Public Health Relevance

Previous studies suggest that functional consequences resulting from SNPs in select genes have the potential to alter subjective response to opioid drugs, consequently affecting their abuse liability. This study will examine the prevalence of three gene variants (OPRM1: 118G, Interleukin IL-12: IL-1 2-511 and IL-1B-31, and CYP2D6: *3, *4, *5, *6, *7, *8) among three populations (prescription opioid abusers, heroin abusers, non-drug abusers) and observe for correlations between the presence of these variants and altered subjective and physiological effects of oxycodone. The results of this study should yield important information concerning the relationship between genetic variation and the abuse potential of a commonly abused opioid.

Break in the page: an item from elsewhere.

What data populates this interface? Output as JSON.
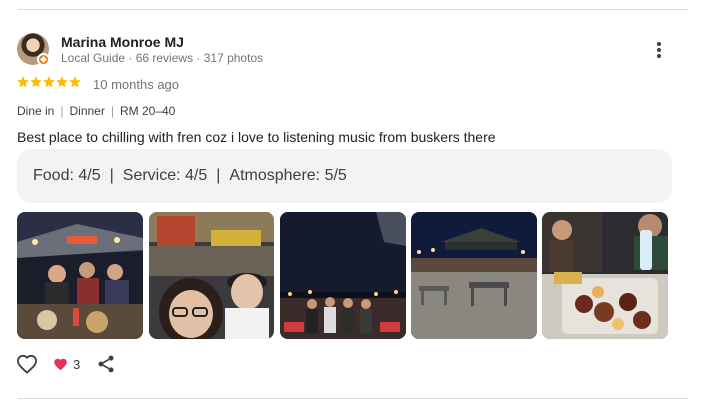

Agency
National Institute of Health (NIH)
Institute
National Institute on Drug Abuse (NIDA)
Type
Research Scientist Development Award - Research & Training (K01)
Project #
5K01DA030446-04
Application #
8660298
Study Section
Human Development Research Subcommittee (NIDA)
Program Officer
Lin, Yu
Project Start
2011-08-15
Project End
2016-05-31
Budget Start
2014-06-01
Budget End
2015-05-31
Support Year
4
Fiscal Year
2014
Total Cost
$181,461
Indirect Cost
$13,442
Name
New York State Psychiatric Institute
Department
Type
DUNS #
167204994
City
New York
State
NY
Country
United States
Zip Code
10032
Jones, Jermaine D; Sullivan, Maria A; Vosburg, Suzanne K et al. (2015) Abuse potential of intranasal buprenorphine versus buprenorphine/naloxone in buprenorphine-maintained heroin users. Addict Biol 20:784-98
Jones, Jermaine D; Roux, Perrine; Stancliff, Sharon et al. (2014) Brief overdose education can significantly increase accurate recognition of opioid overdose among heroin users. Int J Drug Policy 25:166-70
Jones, Jermaine D; Madera, Gabriela; Comer, Sandra D (2014) The reinforcing and subjective effects of intravenous and intranasal buprenorphine in heroin users. Pharmacol Biochem Behav 122:299-306
Vosburg, Suzanne K; Jones, Jermaine D; Manubay, Jeanne M et al. (2013) A comparison among tapentadol tamper-resistant formulations (TRF) and OxyContinýý (non-TRF) in prescription opioid abusers. Addiction 108:1095-106
Jones, Jermaine D; Speer, Taylor; Comer, Sandra D et al. (2013) Opioid-like effects of the neurokinin 1 antagonist aprepitant in patients maintained on and briefly withdrawn from methadone. Am J Drug Alcohol Abuse 39:86-91